P&G has also been transferring part of its media spend to digital, which offers higher returns and frees up greater budgets for innovation, Moeller said.

The Pantene and Olay brands account for $5 billion in annual sales, or approximately 25 percent of the group’s beauty revenues, hence the importance of turning them around, Moeller added.

“We’re continuing to bring products to market,” he said, declining to give details of the company’s upcoming innovation pipeline. “It’s early days, so I wouldn’t say the [market] share needle has moved yet, but it should follow.”

Innovation was also a buzzword in Avon chief financial officer Kimberly Ross’ presentation later in the day.

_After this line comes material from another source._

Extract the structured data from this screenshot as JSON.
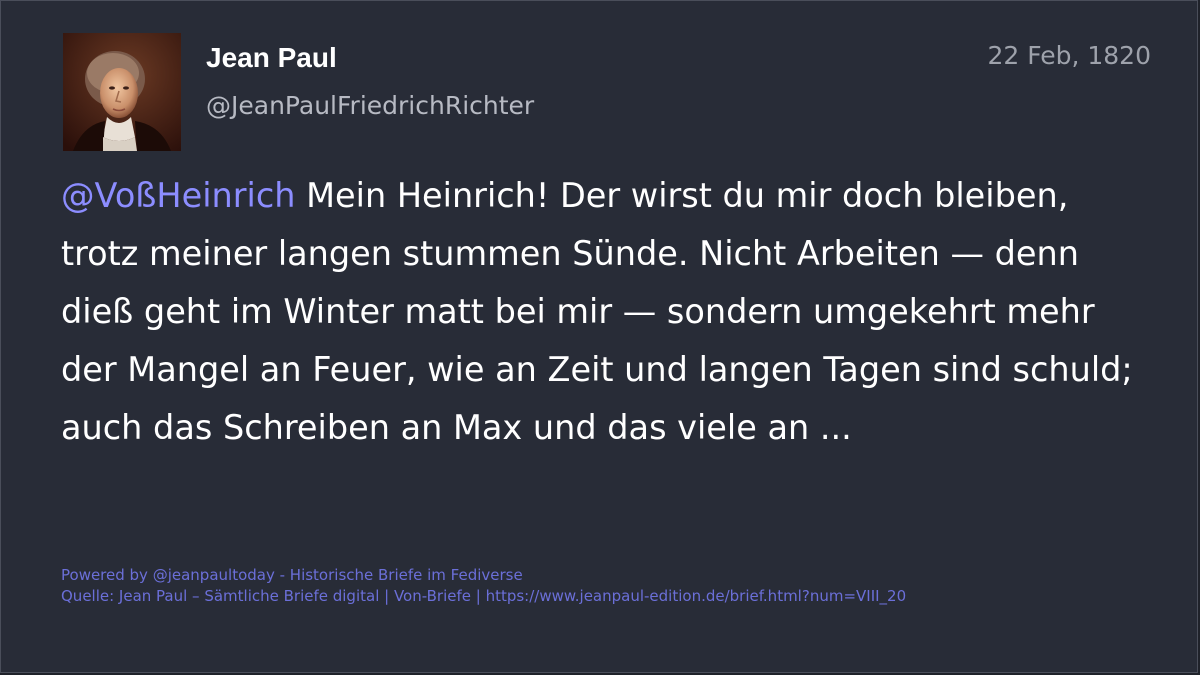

It was the first time in five years the ailing direct-sales firm had presented at the conference.

In skin care particularly, in which Avon claims to be the third-largest global player, Ross said that innovation would be an avenue for growth.

“Innovation has not been incremental,” she said, bemoaning the fact that the company had lost its leading position in antiagers, which it held via the Anew brand as recently as 2006.

“We’re underdeveloped in mass moisturizers and cleansers,” she added, saying that initiatives in the segment would be to win back the company’s antiaging leadership and target the mass-market category, as well as better train its representatives to sell the advice-dependent skin-care category.

Company-wide, Ross highlighted that one of the firm’s failings in recent years had been a one-size-fits-all approach, and that increasingly power was being given back to local operations to “really deliver relevant products to the local market,” all the while maintaining a consistent global brand image.

Since chief executive officer Sheri McCoy joined the company to initiate its turnaround last year, regional heads have begun reporting directly to her for a more hands-on approach, Ross explained.

In Russia, for example, the locally developed Natural Botanicals line, launched a month ago, has seen sales 200 percent above expectations since its introduction, said John Higson, Avon’s senior vice president and president, Europe, Middle East and Africa.

“Getting the right product and merchandising techniques is really paying off,” he said.

Avon’s turnaround “is not linear. It is country by country, and each has its own starting point,” Higson added.

Avon does 75 percent of its business in developing markets.

Despite signs of overall improvement in fourth-quarter 2012 and the first quarter of 2013, Ross continued, “We have a lot of work to do yet, and there may be bumps on the road… We are confident we can restore Avon to its rightful position.”

She reiterated the company’s previously announced 2016 targets of constant-dollar revenue growth in the midsingle digits and double-digit margin growth.

As reported, in the first quarter of this year Avon’s net revenues declined 3.9 percent to $2.48 billion. The company saw a net loss of $13.7 million, compared with net income of $26.5 million in the prior-year quarter.